• About this task
An identical copy of the listing below is all the answer should contain.

• Provided records
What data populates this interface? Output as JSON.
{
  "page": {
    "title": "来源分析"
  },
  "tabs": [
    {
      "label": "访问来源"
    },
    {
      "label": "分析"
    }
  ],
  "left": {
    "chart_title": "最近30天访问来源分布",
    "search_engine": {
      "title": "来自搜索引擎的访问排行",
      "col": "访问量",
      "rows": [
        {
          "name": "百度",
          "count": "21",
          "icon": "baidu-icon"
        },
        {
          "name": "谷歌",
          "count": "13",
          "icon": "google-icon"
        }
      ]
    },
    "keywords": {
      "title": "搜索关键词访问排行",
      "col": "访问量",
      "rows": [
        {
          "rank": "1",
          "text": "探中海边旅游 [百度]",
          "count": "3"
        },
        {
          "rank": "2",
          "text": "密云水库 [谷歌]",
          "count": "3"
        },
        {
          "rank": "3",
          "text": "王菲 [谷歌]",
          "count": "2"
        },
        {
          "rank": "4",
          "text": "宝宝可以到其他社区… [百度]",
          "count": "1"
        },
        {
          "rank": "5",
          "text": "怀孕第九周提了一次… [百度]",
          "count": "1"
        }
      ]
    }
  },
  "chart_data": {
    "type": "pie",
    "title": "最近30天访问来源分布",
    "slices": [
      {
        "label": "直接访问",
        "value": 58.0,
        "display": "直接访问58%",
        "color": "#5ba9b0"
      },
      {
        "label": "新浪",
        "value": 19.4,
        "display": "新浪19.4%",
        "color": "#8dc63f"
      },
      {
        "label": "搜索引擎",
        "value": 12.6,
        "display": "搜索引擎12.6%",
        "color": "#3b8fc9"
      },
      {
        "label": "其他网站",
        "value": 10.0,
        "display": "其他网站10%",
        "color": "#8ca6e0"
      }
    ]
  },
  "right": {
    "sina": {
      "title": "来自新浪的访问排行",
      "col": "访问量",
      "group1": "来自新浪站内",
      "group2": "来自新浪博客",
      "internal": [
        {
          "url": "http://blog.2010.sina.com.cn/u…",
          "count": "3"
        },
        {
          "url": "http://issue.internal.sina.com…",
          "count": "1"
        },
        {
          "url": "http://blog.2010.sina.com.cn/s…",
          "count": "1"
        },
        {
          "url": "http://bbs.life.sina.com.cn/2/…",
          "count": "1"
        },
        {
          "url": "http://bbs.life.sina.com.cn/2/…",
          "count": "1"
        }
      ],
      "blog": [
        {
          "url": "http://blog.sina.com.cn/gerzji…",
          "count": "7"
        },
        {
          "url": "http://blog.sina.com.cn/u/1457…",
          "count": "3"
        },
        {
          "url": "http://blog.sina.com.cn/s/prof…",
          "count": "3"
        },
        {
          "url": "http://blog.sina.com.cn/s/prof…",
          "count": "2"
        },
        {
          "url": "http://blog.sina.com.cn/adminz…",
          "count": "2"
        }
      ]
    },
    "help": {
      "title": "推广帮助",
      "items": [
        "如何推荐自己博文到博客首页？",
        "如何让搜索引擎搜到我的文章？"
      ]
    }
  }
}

• Task answer
What data populates this interface? Output as JSON.
{
  "page": {
    "title": "来源分析"
  },
  "tabs": [
    {
      "label": "访问来源"
    },
    {
      "label": "分析"
    }
  ],
  "left": {
    "chart_title": "最近30天访问来源分布",
    "search_engine": {
      "title": "来自搜索引擎的访问排行",
      "col": "访问量",
      "rows": [
        {
          "name": "百度",
          "count": "21",
          "icon": "baidu-icon"
        },
        {
          "name": "谷歌",
          "count": "13",
          "icon": "google-icon"
        }
      ]
    },
    "keywords": {
      "title": "搜索关键词访问排行",
      "col": "访问量",
      "rows": [
        {
          "rank": "1",
          "text": "探中海边旅游 [百度]",
          "count": "3"
        },
        {
          "rank": "2",
          "text": "密云水库 [谷歌]",
          "count": "3"
        },
        {
          "rank": "3",
          "text": "王菲 [谷歌]",
          "count": "2"
        },
        {
          "rank": "4",
          "text": "宝宝可以到其他社区… [百度]",
          "count": "1"
        },
        {
          "rank": "5",
          "text": "怀孕第九周提了一次… [百度]",
          "count": "1"
        }
      ]
    }
  },
  "chart_data": {
    "type": "pie",
    "title": "最近30天访问来源分布",
    "slices": [
      {
        "label": "直接访问",
        "value": 58.0,
        "display": "直接访问58%",
        "color": "#5ba9b0"
      },
      {
        "label": "新浪",
        "value": 19.4,
        "display": "新浪19.4%",
        "color": "#8dc63f"
      },
      {
        "label": "搜索引擎",
        "value": 12.6,
        "display": "搜索引擎12.6%",
        "color": "#3b8fc9"
      },
      {
        "label": "其他网站",
        "value": 10.0,
        "display": "其他网站10%",
        "color": "#8ca6e0"
      }
    ]
  },
  "right": {
    "sina": {
      "title": "来自新浪的访问排行",
      "col": "访问量",
      "group1": "来自新浪站内",
      "group2": "来自新浪博客",
      "internal": [
        {
          "url": "http://blog.2010.sina.com.cn/u…",
          "count": "3"
        },
        {
          "url": "http://issue.internal.sina.com…",
          "count": "1"
        },
        {
          "url": "http://blog.2010.sina.com.cn/s…",
          "count": "1"
        },
        {
          "url": "http://bbs.life.sina.com.cn/2/…",
          "count": "1"
        },
        {
          "url": "http://bbs.life.sina.com.cn/2/…",
          "count": "1"
        }
      ],
      "blog": [
        {
          "url": "http://blog.sina.com.cn/gerzji…",
          "count": "7"
        },
        {
          "url": "http://blog.sina.com.cn/u/1457…",
          "count": "3"
        },
        {
          "url": "http://blog.sina.com.cn/s/prof…",
          "count": "3"
        },
        {
          "url": "http://blog.sina.com.cn/s/prof…",
          "count": "2"
        },
        {
          "url": "http://blog.sina.com.cn/adminz…",
          "count": "2"
        }
      ]
    },
    "help": {
      "title": "推广帮助",
      "items": [
        "如何推荐自己博文到博客首页？",
        "如何让搜索引擎搜到我的文章？"
      ]
    }
  }
}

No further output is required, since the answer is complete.